Rejecting• Where the conflicting consumption or disposal behaviour would mean a change in the core identity, it may be rejected – I.e. practice impinges on some fundamental part of their motherhood• Francis – Rejects the use of environmentally friendly cleaners as believes they do not work as well. Therefore house is not as clean and safe – Conflicting with very strong (Italian) mother where cleanliness is critical. But will make own insecticide, will modify car use• Regina – Rejects the reuse of printer paper It clogs the printer, false economy Mother vs. “corporate shark” vs environmentalist
Discussion• Conflicts between core and other identities, can be negotiated so that despite (and because of) the adoption of new values and consumption practices, self image can be maintained. – “Assimilation” strategy allows change to be avoided even in the face of considerable change.• Assimilation occurs because of the hierarchical nature of the conflicting identities and the central importance of motherhood to sense of self. – Properties do not exist in Ahuvia’s examination of loved objects (2005) or Mick and Fournier’s (1998) technical paradoxes.
Discussion• Disposal, change and loss occurring without disposing or loss of the meaning of the practice; – i.e. Katherines disposal of a un-environmentally friendly behaviour was not accompanied by the disposal of the meaning of this behaviour to her motherhood (a good mother keeps a clean house protecting her children against disease and illness)• Instead some of the meaning is transferred on to a new behavior that does not cause conflict between her multiple roles. – So she avoids becoming too environmental or jeopardising her mothering values.
Discussion– Show that beyond information processing, intentions based models, identity conflicts and self interested needs are important barriers– Questions the notion of the Sustainable Consumer– Develops understanding of voluntary scarcities
Recommendations:– Incorporate changes into existing identities rather than requiring the consumer to change the way they see themselves.– Rather than attempting to “turn people green” frame changes as being a necessary part of existing core identities such as mother, father, wife etc.– Changes want to be made within the dominant consumer economy discourse. – This is a concern!
Recommendations Reinforces requirement for governments to provide structural support for the individual actions. Position sustainable practices along side self interested notions such as independence, beauty, quality or value for money. Avoid “charity appeal” Importance of mundane practices not extraordinary experiences that might be at the climax of consumer identity change, transformation or revelation.

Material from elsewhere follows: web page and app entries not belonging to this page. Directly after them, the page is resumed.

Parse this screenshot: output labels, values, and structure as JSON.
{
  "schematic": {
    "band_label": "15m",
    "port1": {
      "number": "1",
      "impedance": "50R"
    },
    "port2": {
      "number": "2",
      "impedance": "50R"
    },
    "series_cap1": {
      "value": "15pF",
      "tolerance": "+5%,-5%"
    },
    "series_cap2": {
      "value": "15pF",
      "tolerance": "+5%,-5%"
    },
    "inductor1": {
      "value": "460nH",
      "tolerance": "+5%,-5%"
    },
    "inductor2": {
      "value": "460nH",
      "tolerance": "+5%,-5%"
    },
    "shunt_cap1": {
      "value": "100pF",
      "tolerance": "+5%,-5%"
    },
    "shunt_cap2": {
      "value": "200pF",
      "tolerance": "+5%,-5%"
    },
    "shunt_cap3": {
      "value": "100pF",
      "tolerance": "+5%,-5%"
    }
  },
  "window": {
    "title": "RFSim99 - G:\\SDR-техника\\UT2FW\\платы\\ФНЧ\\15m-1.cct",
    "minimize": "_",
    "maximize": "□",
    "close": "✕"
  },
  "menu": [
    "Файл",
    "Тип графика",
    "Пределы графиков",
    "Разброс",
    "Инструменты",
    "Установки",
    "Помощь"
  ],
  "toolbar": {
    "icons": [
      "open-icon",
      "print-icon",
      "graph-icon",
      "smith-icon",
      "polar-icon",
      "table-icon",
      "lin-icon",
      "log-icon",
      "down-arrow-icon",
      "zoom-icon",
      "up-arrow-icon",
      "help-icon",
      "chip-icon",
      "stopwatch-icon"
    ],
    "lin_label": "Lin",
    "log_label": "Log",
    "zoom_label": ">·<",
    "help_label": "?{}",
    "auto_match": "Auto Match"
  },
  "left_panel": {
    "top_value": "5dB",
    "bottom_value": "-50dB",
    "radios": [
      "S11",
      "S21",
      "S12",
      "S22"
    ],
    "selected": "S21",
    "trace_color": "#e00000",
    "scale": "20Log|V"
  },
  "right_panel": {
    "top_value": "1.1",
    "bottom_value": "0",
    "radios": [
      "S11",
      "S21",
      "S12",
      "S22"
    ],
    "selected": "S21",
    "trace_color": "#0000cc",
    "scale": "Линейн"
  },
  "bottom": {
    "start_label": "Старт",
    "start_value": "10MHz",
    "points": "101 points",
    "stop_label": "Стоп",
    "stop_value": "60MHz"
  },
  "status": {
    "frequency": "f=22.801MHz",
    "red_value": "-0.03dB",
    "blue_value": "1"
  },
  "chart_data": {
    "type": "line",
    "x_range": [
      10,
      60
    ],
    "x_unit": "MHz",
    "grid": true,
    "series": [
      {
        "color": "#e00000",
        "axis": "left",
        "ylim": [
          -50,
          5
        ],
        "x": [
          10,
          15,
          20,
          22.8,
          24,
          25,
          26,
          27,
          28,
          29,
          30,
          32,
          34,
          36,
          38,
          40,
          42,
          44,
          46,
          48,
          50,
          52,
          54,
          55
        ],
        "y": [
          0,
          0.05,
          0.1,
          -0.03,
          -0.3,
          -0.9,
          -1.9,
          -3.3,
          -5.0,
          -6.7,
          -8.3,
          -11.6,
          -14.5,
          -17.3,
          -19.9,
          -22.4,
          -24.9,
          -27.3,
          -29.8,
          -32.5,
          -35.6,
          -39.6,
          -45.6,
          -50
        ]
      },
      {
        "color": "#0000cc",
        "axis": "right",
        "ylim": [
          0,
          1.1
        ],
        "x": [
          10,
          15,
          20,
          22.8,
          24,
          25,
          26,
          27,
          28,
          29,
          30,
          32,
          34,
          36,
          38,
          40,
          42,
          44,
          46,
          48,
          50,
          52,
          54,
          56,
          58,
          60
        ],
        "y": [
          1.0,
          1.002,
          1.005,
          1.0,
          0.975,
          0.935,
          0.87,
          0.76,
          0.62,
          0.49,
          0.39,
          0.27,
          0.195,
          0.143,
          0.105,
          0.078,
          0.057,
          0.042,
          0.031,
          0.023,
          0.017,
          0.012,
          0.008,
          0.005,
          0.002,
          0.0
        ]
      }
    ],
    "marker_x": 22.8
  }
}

Tying it all together These studies work together to help build conceptually more holistic understanding of the fundamental premise underlying marketing sustainability living with less and the overriding conclusion is that we make do, we are able to gain value in other ways, we consume at different rates, take more utility, use other products or services to build or maintain self image. We can reassure people that by consuming less, they will not have less We can do the same with less.